- Double-check that the eyeholes in masks are large enough that children can see and avoid any trips or falls, or brushes with open flames. If visibility is an issue, use makeup or face paint instead of masks.
- Provide flashlights or glow sticks to carry for lighting, and use glow-in-the-dark reflective tape on costumes for extra visibility near roads.
- Talk with children about fire safety before heading out, reminding them to stay away from open flames.
- Practice the “stop, drop and roll” technique. “This is a great time of the year for adults to teach children about fire safety, as well as first aid measures if someone gets hurt,” Hultman says.
Burning Leaves Safely
Falling leaves are often the first signs of the seasonal shift — and of more yardwork. As the piles of raked leaves build up, you’re faced with a new problem: how to dispose of them.
A popular method of disposal is to burn them. And if you’re burning leaves, it may be tempting to throw trash onto the pile, such as household garbage, construction debris or old papers. “While leaves and grass clippings can be disposed of through burning, we caution against burning trash, which can result in unpredictable explosions and emit toxic fumes,” says Hultman.
Burning materials such as yard waste, grass clippings and leaves may be permissible depending on your town’s ordinances on open burning. Do not use flammable liquids to ignite the debris. Keep an eye on the fire at all times and be prepared to extinguish it at any moment — if the wind picks up or the weather changes, an open burning can quickly get out of control.
Safe alternatives to burning leaves include:
- Recycling. Tree limbs, grass clippings, leaves and brush can be composted, mulched or chipped into landscaping material.
- Scheduling a pickup. Many cities and towns provide curbside collection of bagged leaves, although there are limitations on what they will pick up — check with your local public works department.
- Calling a yard waste or junk removal service. They will take the debris to the dump or recycling center.
How to Treat a Burn

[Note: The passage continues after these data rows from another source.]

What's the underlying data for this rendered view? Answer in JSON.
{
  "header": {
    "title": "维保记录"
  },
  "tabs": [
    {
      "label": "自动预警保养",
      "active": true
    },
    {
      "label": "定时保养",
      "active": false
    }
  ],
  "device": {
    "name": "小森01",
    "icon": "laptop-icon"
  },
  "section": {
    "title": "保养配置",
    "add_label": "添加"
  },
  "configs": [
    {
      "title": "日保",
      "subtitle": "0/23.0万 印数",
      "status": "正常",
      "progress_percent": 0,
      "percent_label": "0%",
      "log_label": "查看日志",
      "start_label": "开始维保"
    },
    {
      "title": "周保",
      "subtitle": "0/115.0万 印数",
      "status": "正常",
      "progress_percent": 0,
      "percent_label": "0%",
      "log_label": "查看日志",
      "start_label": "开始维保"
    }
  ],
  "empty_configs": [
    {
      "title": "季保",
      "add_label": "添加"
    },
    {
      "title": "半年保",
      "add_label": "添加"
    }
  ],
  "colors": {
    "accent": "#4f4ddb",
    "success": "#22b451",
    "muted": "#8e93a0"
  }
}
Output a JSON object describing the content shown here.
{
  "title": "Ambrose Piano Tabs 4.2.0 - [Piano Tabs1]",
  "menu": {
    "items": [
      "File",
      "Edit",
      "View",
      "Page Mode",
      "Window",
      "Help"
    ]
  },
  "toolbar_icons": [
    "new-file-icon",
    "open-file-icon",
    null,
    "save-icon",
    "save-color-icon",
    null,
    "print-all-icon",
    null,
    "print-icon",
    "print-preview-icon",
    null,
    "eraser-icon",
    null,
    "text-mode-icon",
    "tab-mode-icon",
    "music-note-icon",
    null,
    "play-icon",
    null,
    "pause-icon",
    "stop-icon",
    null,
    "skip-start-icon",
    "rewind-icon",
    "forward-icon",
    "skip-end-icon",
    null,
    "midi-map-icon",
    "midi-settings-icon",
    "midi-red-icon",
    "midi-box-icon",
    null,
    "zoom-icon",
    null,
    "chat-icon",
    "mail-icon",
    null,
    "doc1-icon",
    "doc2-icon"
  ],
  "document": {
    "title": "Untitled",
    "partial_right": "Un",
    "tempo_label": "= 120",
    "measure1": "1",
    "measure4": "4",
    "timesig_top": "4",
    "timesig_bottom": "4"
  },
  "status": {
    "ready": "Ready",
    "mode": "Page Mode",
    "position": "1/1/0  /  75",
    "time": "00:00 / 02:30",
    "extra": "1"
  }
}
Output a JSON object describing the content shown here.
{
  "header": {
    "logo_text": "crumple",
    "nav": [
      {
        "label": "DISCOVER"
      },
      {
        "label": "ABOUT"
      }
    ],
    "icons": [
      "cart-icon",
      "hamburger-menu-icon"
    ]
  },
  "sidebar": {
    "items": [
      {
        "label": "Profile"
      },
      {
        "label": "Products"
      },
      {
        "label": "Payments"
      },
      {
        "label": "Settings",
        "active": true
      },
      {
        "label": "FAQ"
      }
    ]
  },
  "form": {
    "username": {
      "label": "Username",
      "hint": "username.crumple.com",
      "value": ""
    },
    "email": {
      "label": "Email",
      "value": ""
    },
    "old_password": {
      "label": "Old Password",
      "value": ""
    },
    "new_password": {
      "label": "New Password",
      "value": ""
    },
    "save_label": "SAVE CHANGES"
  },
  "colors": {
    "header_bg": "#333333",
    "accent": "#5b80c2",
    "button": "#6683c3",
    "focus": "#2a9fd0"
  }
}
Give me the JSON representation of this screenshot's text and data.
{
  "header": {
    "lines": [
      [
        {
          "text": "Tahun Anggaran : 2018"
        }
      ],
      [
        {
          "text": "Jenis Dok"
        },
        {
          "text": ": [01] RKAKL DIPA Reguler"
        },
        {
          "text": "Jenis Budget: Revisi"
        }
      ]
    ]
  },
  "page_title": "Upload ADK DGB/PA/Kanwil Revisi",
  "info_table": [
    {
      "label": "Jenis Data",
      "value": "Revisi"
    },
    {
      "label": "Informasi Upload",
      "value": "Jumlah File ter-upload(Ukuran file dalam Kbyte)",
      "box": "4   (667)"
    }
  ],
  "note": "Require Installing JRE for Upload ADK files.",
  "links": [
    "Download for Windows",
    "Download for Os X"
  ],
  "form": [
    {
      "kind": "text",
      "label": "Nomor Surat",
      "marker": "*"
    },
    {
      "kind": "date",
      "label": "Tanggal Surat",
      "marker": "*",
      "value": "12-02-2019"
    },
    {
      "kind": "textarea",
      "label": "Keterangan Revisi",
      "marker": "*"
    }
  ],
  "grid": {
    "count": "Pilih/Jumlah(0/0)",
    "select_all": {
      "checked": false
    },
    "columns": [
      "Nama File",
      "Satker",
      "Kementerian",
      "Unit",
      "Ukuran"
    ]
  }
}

Accidents sometimes happen despite our best efforts to practice fire safety, so it’s good to be prepared. Should you experience a painful burn, contact your doctor or go to the emergency room for care.